### Extracted information

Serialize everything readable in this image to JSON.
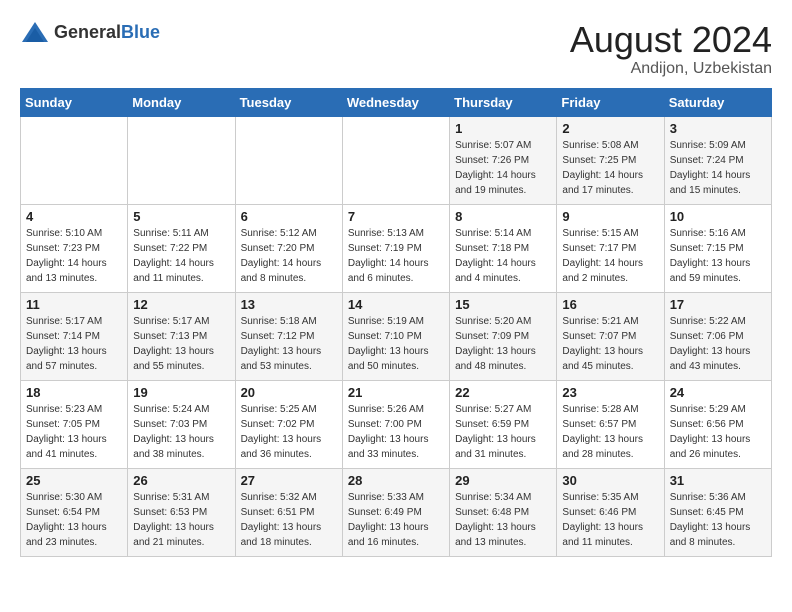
{
  "logo": {
    "general": "General",
    "blue": "Blue"
  },
  "title": {
    "month_year": "August 2024",
    "location": "Andijon, Uzbekistan"
  },
  "headers": [
    "Sunday",
    "Monday",
    "Tuesday",
    "Wednesday",
    "Thursday",
    "Friday",
    "Saturday"
  ],
  "weeks": [
    [
      {
        "day": "",
        "sunrise": "",
        "sunset": "",
        "daylight": ""
      },
      {
        "day": "",
        "sunrise": "",
        "sunset": "",
        "daylight": ""
      },
      {
        "day": "",
        "sunrise": "",
        "sunset": "",
        "daylight": ""
      },
      {
        "day": "",
        "sunrise": "",
        "sunset": "",
        "daylight": ""
      },
      {
        "day": "1",
        "sunrise": "Sunrise: 5:07 AM",
        "sunset": "Sunset: 7:26 PM",
        "daylight": "Daylight: 14 hours and 19 minutes."
      },
      {
        "day": "2",
        "sunrise": "Sunrise: 5:08 AM",
        "sunset": "Sunset: 7:25 PM",
        "daylight": "Daylight: 14 hours and 17 minutes."
      },
      {
        "day": "3",
        "sunrise": "Sunrise: 5:09 AM",
        "sunset": "Sunset: 7:24 PM",
        "daylight": "Daylight: 14 hours and 15 minutes."
      }
    ],
    [
      {
        "day": "4",
        "sunrise": "Sunrise: 5:10 AM",
        "sunset": "Sunset: 7:23 PM",
        "daylight": "Daylight: 14 hours and 13 minutes."
      },
      {
        "day": "5",
        "sunrise": "Sunrise: 5:11 AM",
        "sunset": "Sunset: 7:22 PM",
        "daylight": "Daylight: 14 hours and 11 minutes."
      },
      {
        "day": "6",
        "sunrise": "Sunrise: 5:12 AM",
        "sunset": "Sunset: 7:20 PM",
        "daylight": "Daylight: 14 hours and 8 minutes."
      },
      {
        "day": "7",
        "sunrise": "Sunrise: 5:13 AM",
        "sunset": "Sunset: 7:19 PM",
        "daylight": "Daylight: 14 hours and 6 minutes."
      },
      {
        "day": "8",
        "sunrise": "Sunrise: 5:14 AM",
        "sunset": "Sunset: 7:18 PM",
        "daylight": "Daylight: 14 hours and 4 minutes."
      },
      {
        "day": "9",
        "sunrise": "Sunrise: 5:15 AM",
        "sunset": "Sunset: 7:17 PM",
        "daylight": "Daylight: 14 hours and 2 minutes."
      },
      {
        "day": "10",
        "sunrise": "Sunrise: 5:16 AM",
        "sunset": "Sunset: 7:15 PM",
        "daylight": "Daylight: 13 hours and 59 minutes."
      }
    ],
    [
      {
        "day": "11",
        "sunrise": "Sunrise: 5:17 AM",
        "sunset": "Sunset: 7:14 PM",
        "daylight": "Daylight: 13 hours and 57 minutes."
      },
      {
        "day": "12",
        "sunrise": "Sunrise: 5:17 AM",
        "sunset": "Sunset: 7:13 PM",
        "daylight": "Daylight: 13 hours and 55 minutes."
      },
      {
        "day": "13",
        "sunrise": "Sunrise: 5:18 AM",
        "sunset": "Sunset: 7:12 PM",
        "daylight": "Daylight: 13 hours and 53 minutes."
      },
      {
        "day": "14",
        "sunrise": "Sunrise: 5:19 AM",
        "sunset": "Sunset: 7:10 PM",
        "daylight": "Daylight: 13 hours and 50 minutes."
      },
      {
        "day": "15",
        "sunrise": "Sunrise: 5:20 AM",
        "sunset": "Sunset: 7:09 PM",
        "daylight": "Daylight: 13 hours and 48 minutes."
      },
      {
        "day": "16",
        "sunrise": "Sunrise: 5:21 AM",
        "sunset": "Sunset: 7:07 PM",
        "daylight": "Daylight: 13 hours and 45 minutes."
      },
      {
        "day": "17",
        "sunrise": "Sunrise: 5:22 AM",
        "sunset": "Sunset: 7:06 PM",
        "daylight": "Daylight: 13 hours and 43 minutes."
      }
    ],
    [
      {
        "day": "18",
        "sunrise": "Sunrise: 5:23 AM",
        "sunset": "Sunset: 7:05 PM",
        "daylight": "Daylight: 13 hours and 41 minutes."
      },
      {
        "day": "19",
        "sunrise": "Sunrise: 5:24 AM",
        "sunset": "Sunset: 7:03 PM",
        "daylight": "Daylight: 13 hours and 38 minutes."
      },
      {
        "day": "20",
        "sunrise": "Sunrise: 5:25 AM",
        "sunset": "Sunset: 7:02 PM",
        "daylight": "Daylight: 13 hours and 36 minutes."
      },
      {
        "day": "21",
        "sunrise": "Sunrise: 5:26 AM",
        "sunset": "Sunset: 7:00 PM",
        "daylight": "Daylight: 13 hours and 33 minutes."
      },
      {
        "day": "22",
        "sunrise": "Sunrise: 5:27 AM",
        "sunset": "Sunset: 6:59 PM",
        "daylight": "Daylight: 13 hours and 31 minutes."
      },
      {
        "day": "23",
        "sunrise": "Sunrise: 5:28 AM",
        "sunset": "Sunset: 6:57 PM",
        "daylight": "Daylight: 13 hours and 28 minutes."
      },
      {
        "day": "24",
        "sunrise": "Sunrise: 5:29 AM",
        "sunset": "Sunset: 6:56 PM",
        "daylight": "Daylight: 13 hours and 26 minutes."
      }
    ],
    [
      {
        "day": "25",
        "sunrise": "Sunrise: 5:30 AM",
        "sunset": "Sunset: 6:54 PM",
        "daylight": "Daylight: 13 hours and 23 minutes."
      },
      {
        "day": "26",
        "sunrise": "Sunrise: 5:31 AM",
        "sunset": "Sunset: 6:53 PM",
        "daylight": "Daylight: 13 hours and 21 minutes."
      },
      {
        "day": "27",
        "sunrise": "Sunrise: 5:32 AM",
        "sunset": "Sunset: 6:51 PM",
        "daylight": "Daylight: 13 hours and 18 minutes."
      },
      {
        "day": "28",
        "sunrise": "Sunrise: 5:33 AM",
        "sunset": "Sunset: 6:49 PM",
        "daylight": "Daylight: 13 hours and 16 minutes."
      },
      {
        "day": "29",
        "sunrise": "Sunrise: 5:34 AM",
        "sunset": "Sunset: 6:48 PM",
        "daylight": "Daylight: 13 hours and 13 minutes."
      },
      {
        "day": "30",
        "sunrise": "Sunrise: 5:35 AM",
        "sunset": "Sunset: 6:46 PM",
        "daylight": "Daylight: 13 hours and 11 minutes."
      },
      {
        "day": "31",
        "sunrise": "Sunrise: 5:36 AM",
        "sunset": "Sunset: 6:45 PM",
        "daylight": "Daylight: 13 hours and 8 minutes."
      }
    ]
  ]
}
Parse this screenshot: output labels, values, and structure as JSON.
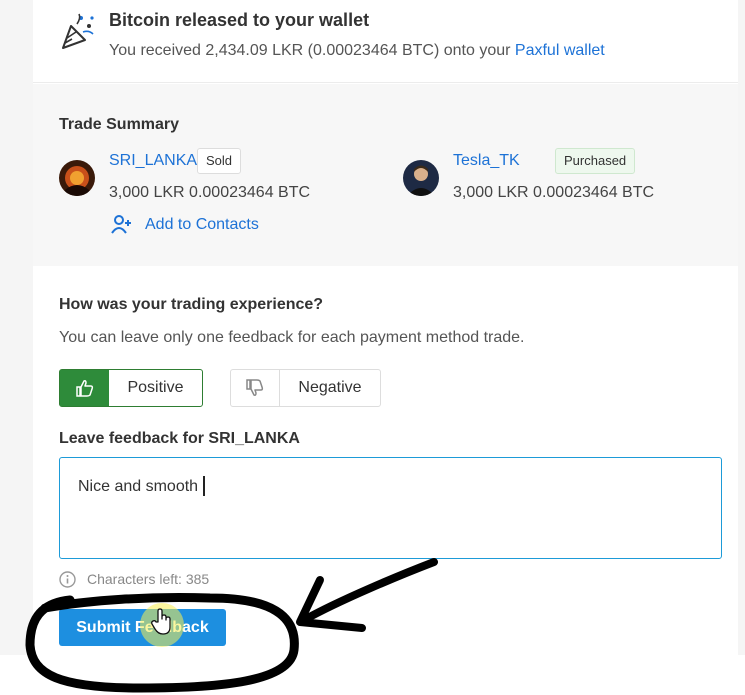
{
  "release": {
    "title": "Bitcoin released to your wallet",
    "text_prefix": "You received 2,434.09 LKR (0.00023464 BTC) onto your ",
    "link": "Paxful wallet",
    "icon": "party-popper-icon"
  },
  "summary": {
    "title": "Trade Summary",
    "seller": {
      "name": "SRI_LANKA",
      "badge": "Sold",
      "amount": "3,000 LKR  0.00023464 BTC"
    },
    "buyer": {
      "name": "Tesla_TK",
      "badge": "Purchased",
      "amount": "3,000 LKR  0.00023464 BTC"
    },
    "add_contacts": "Add to Contacts"
  },
  "feedback": {
    "question": "How was your trading experience?",
    "subtext": "You can leave only one feedback for each payment method trade.",
    "positive_label": "Positive",
    "negative_label": "Negative",
    "leave_label": "Leave feedback for SRI_LANKA",
    "text_value": "Nice and smooth",
    "chars_left": "Characters left: 385",
    "submit_label": "Submit Feedback"
  },
  "colors": {
    "link": "#1d72d6",
    "positive": "#2e8b3a",
    "submit": "#1d8fe0",
    "input_border": "#1d9bd8"
  }
}
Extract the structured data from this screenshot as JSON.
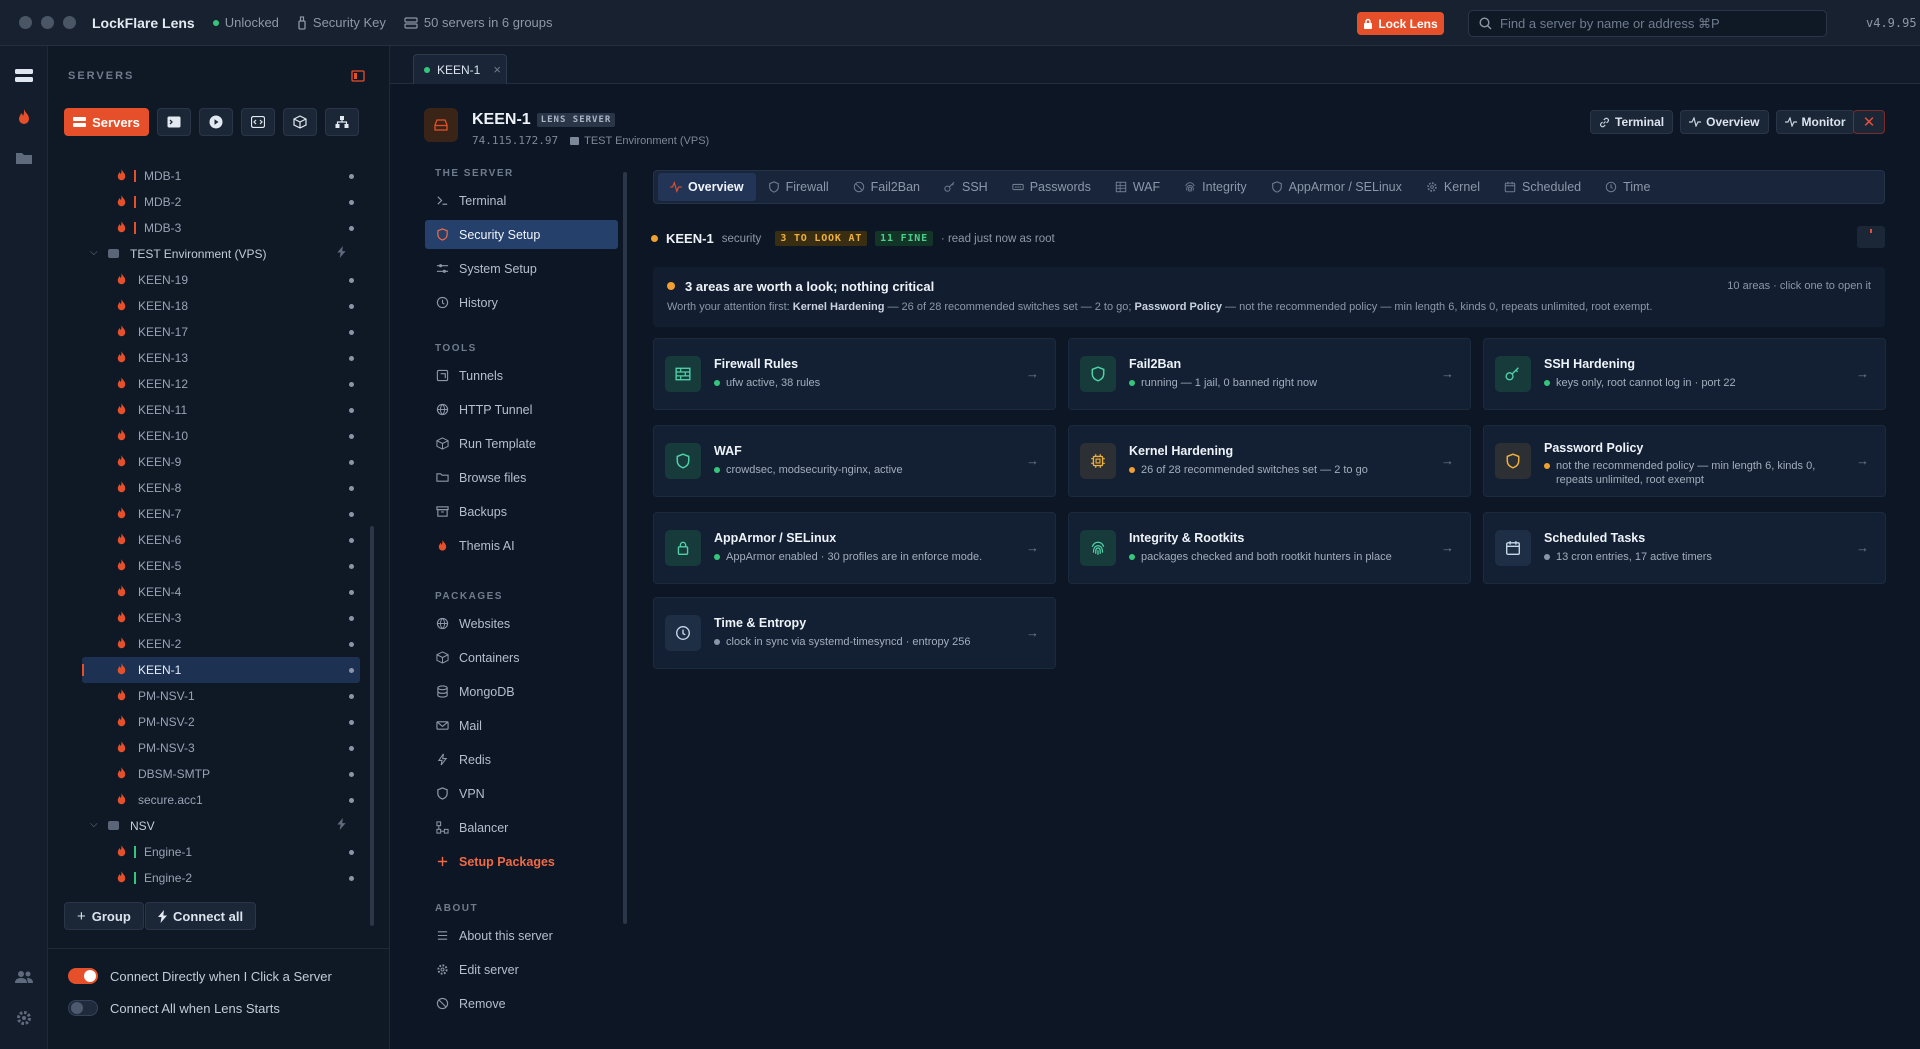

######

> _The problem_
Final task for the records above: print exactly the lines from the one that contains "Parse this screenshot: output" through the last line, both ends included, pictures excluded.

> _Your response_
Parse this screenshot: output labels, values, and structure as JSON.
{
  "release": {
    "title": "Bitcoin released to your wallet",
    "text_prefix": "You received 2,434.09 LKR (0.00023464 BTC) onto your ",
    "link": "Paxful wallet",
    "icon": "party-popper-icon"
  },
  "summary": {
    "title": "Trade Summary",
    "seller": {
      "name": "SRI_LANKA",
      "badge": "Sold",
      "amount": "3,000 LKR  0.00023464 BTC"
    },
    "buyer": {
      "name": "Tesla_TK",
      "badge": "Purchased",
      "amount": "3,000 LKR  0.00023464 BTC"
    },
    "add_contacts": "Add to Contacts"
  },
  "feedback": {
    "question": "How was your trading experience?",
    "subtext": "You can leave only one feedback for each payment method trade.",
    "positive_label": "Positive",
    "negative_label": "Negative",
    "leave_label": "Leave feedback for SRI_LANKA",
    "text_value": "Nice and smooth",
    "chars_left": "Characters left: 385",
    "submit_label": "Submit Feedback"
  },
  "colors": {
    "link": "#1d72d6",
    "positive": "#2e8b3a",
    "submit": "#1d8fe0",
    "input_border": "#1d9bd8"
  }
}
Extract the structured data from this screenshot as JSON.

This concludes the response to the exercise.